Set down every line below, word for word.

····················

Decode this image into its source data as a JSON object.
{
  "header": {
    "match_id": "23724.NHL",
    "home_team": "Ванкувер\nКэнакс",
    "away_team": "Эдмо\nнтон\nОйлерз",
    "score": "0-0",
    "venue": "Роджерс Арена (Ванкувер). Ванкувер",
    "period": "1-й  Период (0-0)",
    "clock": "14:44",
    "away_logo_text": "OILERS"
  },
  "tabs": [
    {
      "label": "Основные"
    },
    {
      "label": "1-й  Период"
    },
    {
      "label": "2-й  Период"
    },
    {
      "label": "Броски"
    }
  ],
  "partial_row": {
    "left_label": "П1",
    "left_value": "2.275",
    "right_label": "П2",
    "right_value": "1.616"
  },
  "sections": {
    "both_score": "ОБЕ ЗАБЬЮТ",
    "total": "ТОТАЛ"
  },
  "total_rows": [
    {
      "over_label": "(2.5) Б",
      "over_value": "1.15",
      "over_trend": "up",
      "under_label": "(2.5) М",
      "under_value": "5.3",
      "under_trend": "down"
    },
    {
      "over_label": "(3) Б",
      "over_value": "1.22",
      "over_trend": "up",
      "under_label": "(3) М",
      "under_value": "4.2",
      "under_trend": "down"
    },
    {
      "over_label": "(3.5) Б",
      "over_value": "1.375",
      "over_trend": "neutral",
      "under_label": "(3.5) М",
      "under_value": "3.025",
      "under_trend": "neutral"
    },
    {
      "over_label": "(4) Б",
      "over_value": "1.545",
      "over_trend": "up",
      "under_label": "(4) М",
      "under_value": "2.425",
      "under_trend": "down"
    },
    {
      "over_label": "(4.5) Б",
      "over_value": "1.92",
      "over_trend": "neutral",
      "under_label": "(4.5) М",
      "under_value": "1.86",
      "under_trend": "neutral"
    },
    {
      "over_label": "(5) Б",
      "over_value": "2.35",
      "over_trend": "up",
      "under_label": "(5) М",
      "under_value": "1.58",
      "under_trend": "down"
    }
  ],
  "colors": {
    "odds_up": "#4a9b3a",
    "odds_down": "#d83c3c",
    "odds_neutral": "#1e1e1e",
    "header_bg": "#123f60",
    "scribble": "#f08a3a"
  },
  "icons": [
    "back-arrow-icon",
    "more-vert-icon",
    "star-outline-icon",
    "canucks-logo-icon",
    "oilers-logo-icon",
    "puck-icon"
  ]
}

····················

▶ **Result of this exercise**
Decode this image into its source data as a JSON object.
{
  "header": {
    "match_id": "23724.NHL",
    "home_team": "Ванкувер\nКэнакс",
    "away_team": "Эдмо\nнтон\nОйлерз",
    "score": "0-0",
    "venue": "Роджерс Арена (Ванкувер). Ванкувер",
    "period": "1-й  Период (0-0)",
    "clock": "14:44",
    "away_logo_text": "OILERS"
  },
  "tabs": [
    {
      "label": "Основные"
    },
    {
      "label": "1-й  Период"
    },
    {
      "label": "2-й  Период"
    },
    {
      "label": "Броски"
    }
  ],
  "partial_row": {
    "left_label": "П1",
    "left_value": "2.275",
    "right_label": "П2",
    "right_value": "1.616"
  },
  "sections": {
    "both_score": "ОБЕ ЗАБЬЮТ",
    "total": "ТОТАЛ"
  },
  "total_rows": [
    {
      "over_label": "(2.5) Б",
      "over_value": "1.15",
      "over_trend": "up",
      "under_label": "(2.5) М",
      "under_value": "5.3",
      "under_trend": "down"
    },
    {
      "over_label": "(3) Б",
      "over_value": "1.22",
      "over_trend": "up",
      "under_label": "(3) М",
      "under_value": "4.2",
      "under_trend": "down"
    },
    {
      "over_label": "(3.5) Б",
      "over_value": "1.375",
      "over_trend": "neutral",
      "under_label": "(3.5) М",
      "under_value": "3.025",
      "under_trend": "neutral"
    },
    {
      "over_label": "(4) Б",
      "over_value": "1.545",
      "over_trend": "up",
      "under_label": "(4) М",
      "under_value": "2.425",
      "under_trend": "down"
    },
    {
      "over_label": "(4.5) Б",
      "over_value": "1.92",
      "over_trend": "neutral",
      "under_label": "(4.5) М",
      "under_value": "1.86",
      "under_trend": "neutral"
    },
    {
      "over_label": "(5) Б",
      "over_value": "2.35",
      "over_trend": "up",
      "under_label": "(5) М",
      "under_value": "1.58",
      "under_trend": "down"
    }
  ],
  "colors": {
    "odds_up": "#4a9b3a",
    "odds_down": "#d83c3c",
    "odds_neutral": "#1e1e1e",
    "header_bg": "#123f60",
    "scribble": "#f08a3a"
  },
  "icons": [
    "back-arrow-icon",
    "more-vert-icon",
    "star-outline-icon",
    "canucks-logo-icon",
    "oilers-logo-icon",
    "puck-icon"
  ]
}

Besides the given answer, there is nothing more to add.